If I were judging by the sheer volume of think pieces, retractions, apologies, apologists, and use of the phrase, “You don’t understand–it’s satire” I’d think it’s been a year.
Honestly, I find all the discussion around Fey’s piece significantly more aggravating than the piece itself.
First off, there’s the way people have been fairly leaping out of the woodwork to explain to marginalized folks that Fey’s piece was *satire.* Satire, apparently, being a very special, hard to understand form of speech that is impervious to critique and which POC need explained to them by white liberals. This line of thinking was brilliantly countered by a piece from AfroPunk.
If I didn’t know better, I would say that white supremacy is so deeply ingrained in U.S. culture that even people who want to work for racial justice find it easier to debate the merits of white women comedians rather than focus on the excellent work of black women comedians.

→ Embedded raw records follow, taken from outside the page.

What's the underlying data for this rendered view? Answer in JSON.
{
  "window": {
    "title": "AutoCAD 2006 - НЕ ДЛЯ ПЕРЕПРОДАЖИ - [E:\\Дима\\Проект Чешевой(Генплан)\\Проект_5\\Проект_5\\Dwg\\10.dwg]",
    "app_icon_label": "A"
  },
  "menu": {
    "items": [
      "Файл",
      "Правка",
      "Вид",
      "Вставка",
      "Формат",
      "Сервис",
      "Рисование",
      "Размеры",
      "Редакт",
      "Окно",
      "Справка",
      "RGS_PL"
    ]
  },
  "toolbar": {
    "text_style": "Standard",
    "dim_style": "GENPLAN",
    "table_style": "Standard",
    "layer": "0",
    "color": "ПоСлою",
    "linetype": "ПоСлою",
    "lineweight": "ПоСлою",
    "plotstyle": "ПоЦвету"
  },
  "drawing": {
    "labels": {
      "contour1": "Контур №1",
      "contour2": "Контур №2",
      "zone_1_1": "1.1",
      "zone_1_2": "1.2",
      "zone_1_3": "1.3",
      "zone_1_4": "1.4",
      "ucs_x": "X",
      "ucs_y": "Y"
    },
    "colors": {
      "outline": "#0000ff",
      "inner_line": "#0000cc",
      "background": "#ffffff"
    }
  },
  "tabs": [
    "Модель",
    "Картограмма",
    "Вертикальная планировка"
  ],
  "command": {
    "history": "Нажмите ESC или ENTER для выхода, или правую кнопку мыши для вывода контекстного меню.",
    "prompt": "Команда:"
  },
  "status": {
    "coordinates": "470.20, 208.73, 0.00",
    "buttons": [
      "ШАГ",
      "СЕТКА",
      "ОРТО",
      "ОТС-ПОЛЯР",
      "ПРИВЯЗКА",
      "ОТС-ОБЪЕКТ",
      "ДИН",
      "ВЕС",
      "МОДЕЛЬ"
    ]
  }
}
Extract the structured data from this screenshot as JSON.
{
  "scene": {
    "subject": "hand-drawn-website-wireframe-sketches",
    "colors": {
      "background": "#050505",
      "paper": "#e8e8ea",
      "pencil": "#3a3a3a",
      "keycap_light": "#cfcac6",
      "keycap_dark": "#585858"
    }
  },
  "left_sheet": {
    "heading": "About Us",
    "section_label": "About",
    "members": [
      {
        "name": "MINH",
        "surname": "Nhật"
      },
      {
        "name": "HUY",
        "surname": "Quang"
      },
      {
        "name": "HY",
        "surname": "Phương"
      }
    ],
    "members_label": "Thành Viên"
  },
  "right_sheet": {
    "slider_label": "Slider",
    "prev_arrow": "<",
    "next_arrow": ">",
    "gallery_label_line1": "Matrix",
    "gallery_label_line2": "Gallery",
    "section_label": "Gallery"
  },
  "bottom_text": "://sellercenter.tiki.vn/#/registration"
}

Instead, I’d like to focus on one of the most brilliant political comedians working today: Amber Ruffin.
Just a day before Fey’s skit Ruffin did a piece about safe spaces on Late Night with Seth Meyers. The piece is fucking brilliant: it managed to be funny and somehow touching while also covering the basics of intersectionality, what safe spaces are, what safe spaces aren’t, why they are needed, and why people with privilege can be oblivious to how important they are.
But this is *far* from the first time that Ruffin has been the best part of comedic political commentary on TV. Her “JTF” piece, which aired the day after the election is something I still go back to on days when living in the darkest timeline makes me unutterably tired. The piece starts out with a warranted (necessary) critique of white folks whose privilege has insulated them from the daily knowledge of race based violence in the US and ends with an encouraging message for all folks called to activism after November 8th. It’s a delicate, comedic line that I haven’t seen any other comedian pull off, ever.

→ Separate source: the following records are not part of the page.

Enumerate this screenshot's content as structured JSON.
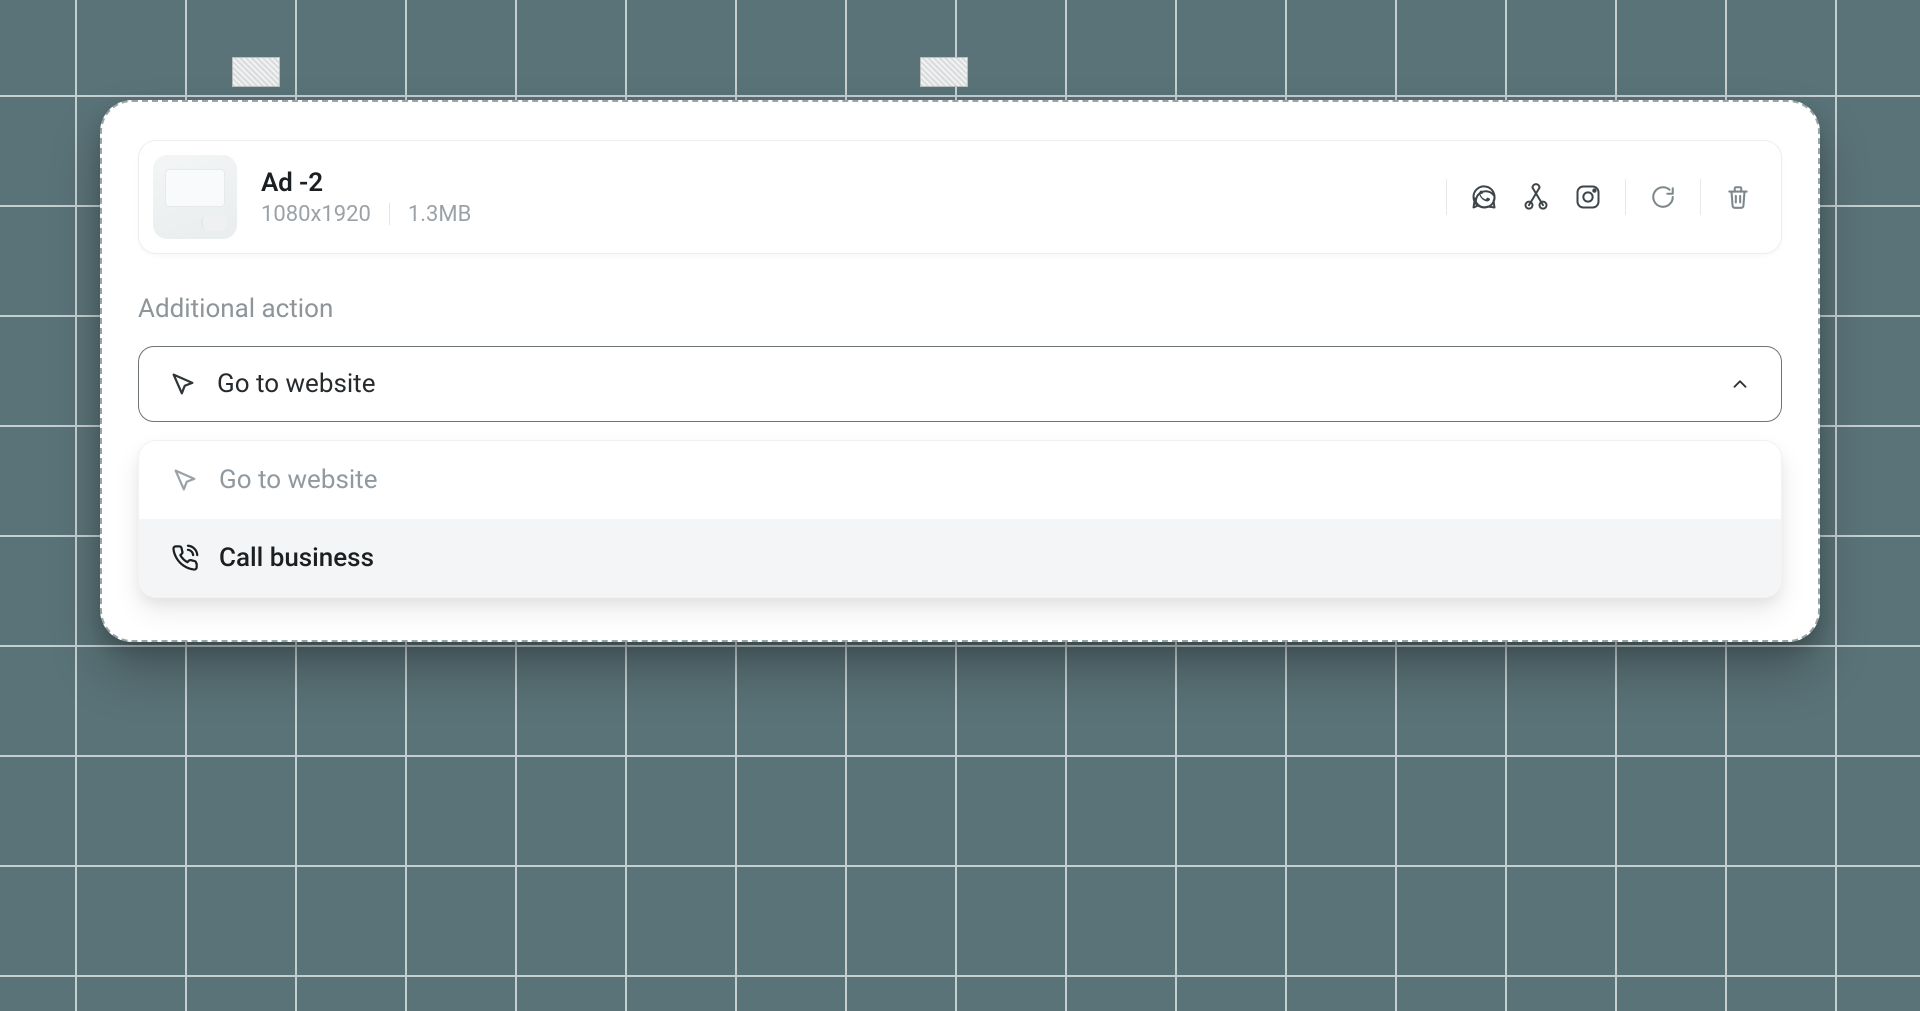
{
  "ad": {
    "title": "Ad -2",
    "dimensions": "1080x1920",
    "size": "1.3MB"
  },
  "channels": {
    "whatsapp": "whatsapp-icon",
    "google_ads": "google-ads-icon",
    "instagram": "instagram-icon"
  },
  "section": {
    "label": "Additional action"
  },
  "select": {
    "selected": "Go to website",
    "options": [
      {
        "label": "Go to website",
        "icon": "cursor"
      },
      {
        "label": "Call business",
        "icon": "phone"
      }
    ]
  }
}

Then there is the long running segment “Jokes Seth Can’t Tell” which is one of my favorite primers on both in-group language and intersectionality to use when I teach.

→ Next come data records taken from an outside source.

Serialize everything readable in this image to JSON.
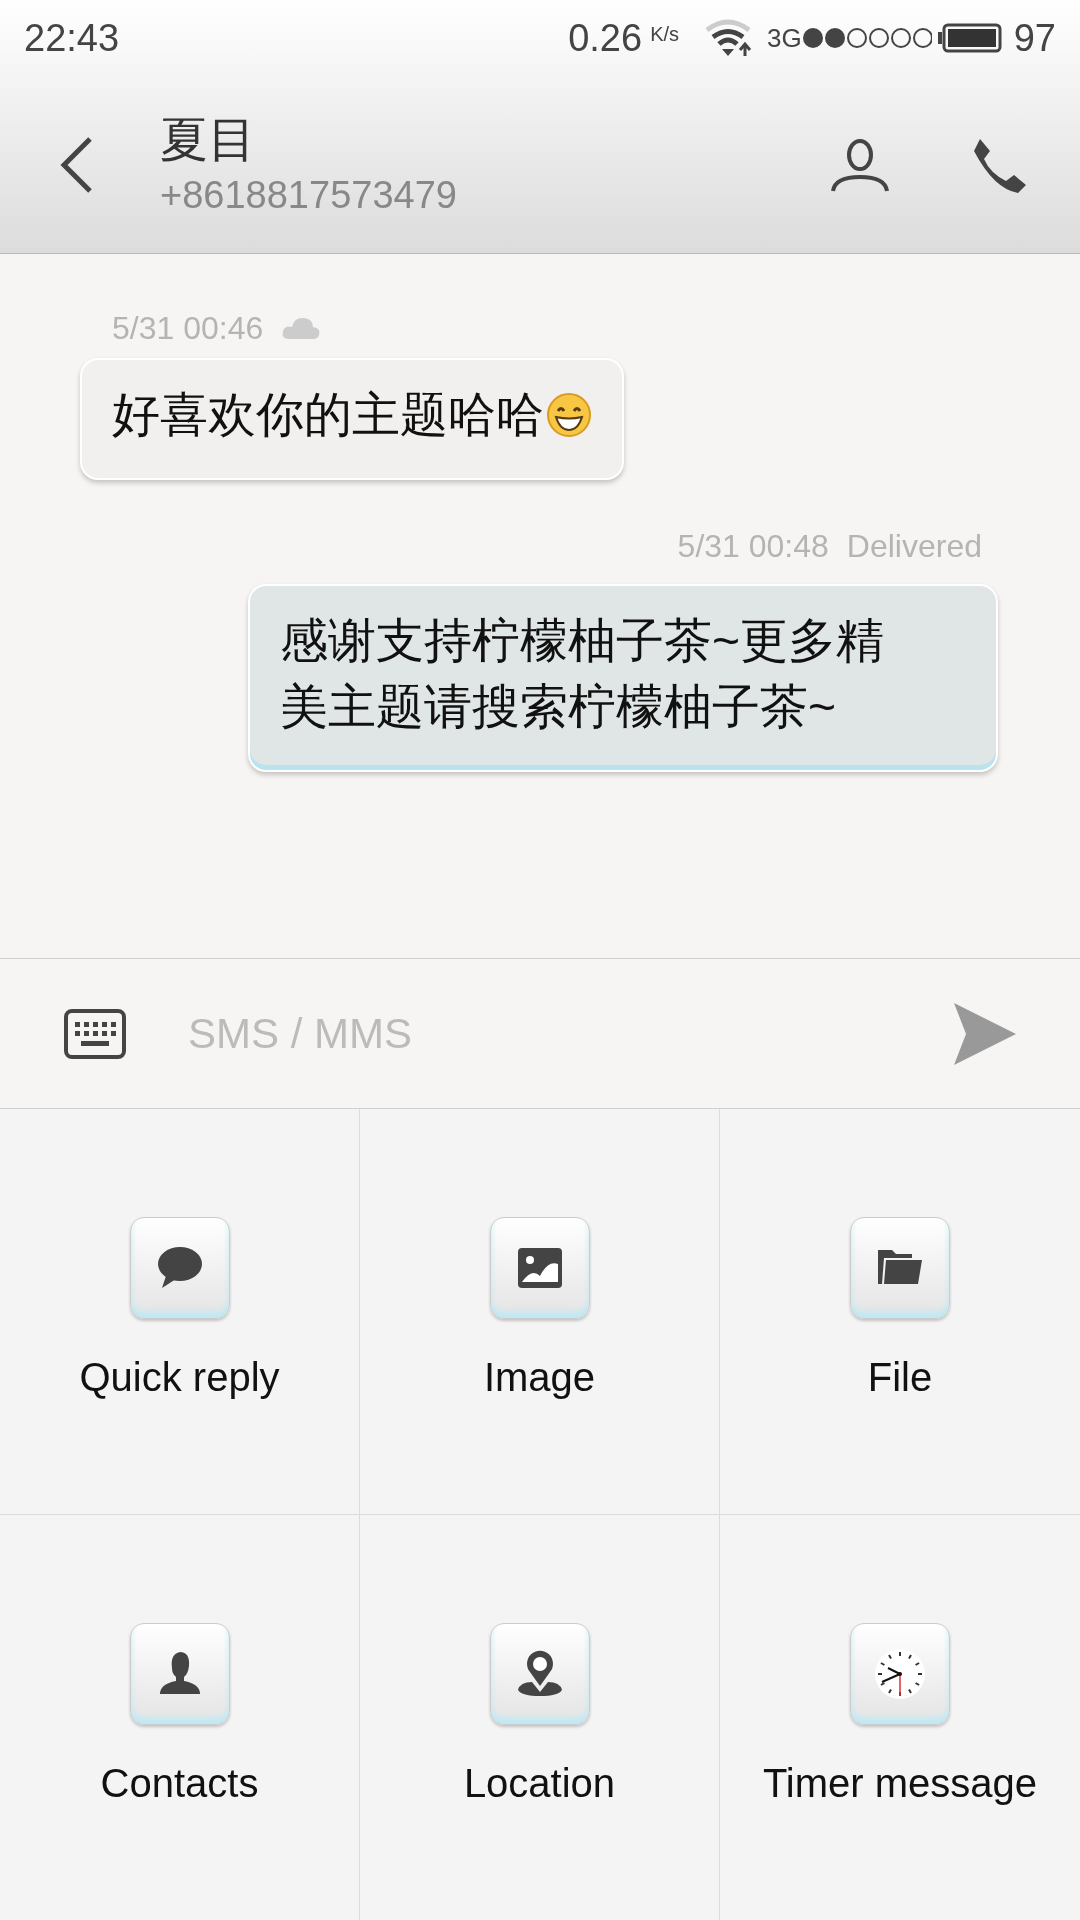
{
  "status_bar": {
    "time": "22:43",
    "speed": "0.26",
    "speed_unit": "K/s",
    "network": "3G",
    "battery": "97"
  },
  "header": {
    "title": "夏目",
    "subtitle": "+8618817573479"
  },
  "messages": [
    {
      "kind": "received",
      "meta": [
        "5/31 00:46"
      ],
      "cloud": true,
      "text": "好喜欢你的主题哈哈",
      "has_emoji": true
    },
    {
      "kind": "sent",
      "meta": [
        "5/31 00:48",
        "Delivered"
      ],
      "cloud": false,
      "text": "感谢支持柠檬柚子茶~更多精美主题请搜索柠檬柚子茶~",
      "has_emoji": false
    }
  ],
  "composer": {
    "placeholder": "SMS / MMS"
  },
  "attachments": [
    {
      "kind": "chat",
      "label": "Quick reply"
    },
    {
      "kind": "image",
      "label": "Image"
    },
    {
      "kind": "folder",
      "label": "File"
    },
    {
      "kind": "person",
      "label": "Contacts"
    },
    {
      "kind": "pin",
      "label": "Location"
    },
    {
      "kind": "clock",
      "label": "Timer message"
    }
  ]
}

Aside from the absolute gloriousness of when Amber appears on the show it is also worth acknowledging that, as a writer, she’s part of the success of the show as a whole. When brilliant “A Closer Look” monologues like this build the reputation of “Late Night” up to “the heir to Jon Stewart” it’s in no small part because of Ruffin and the rest of the writing staff.
I heard once that the US Treasury trains their staff to detect counterfeit bills not by memorizing the million ways a bill can be fake but, instead, by memorizing all of the features of an authentic bill. I suggest we take a cue from the treasury and, rather than focus on all of the things wrong with Fey, we take a good, long look at all of the things right with Ruffin. For those of us who want to use comedy to speak truth to power this could be the best possible lesson.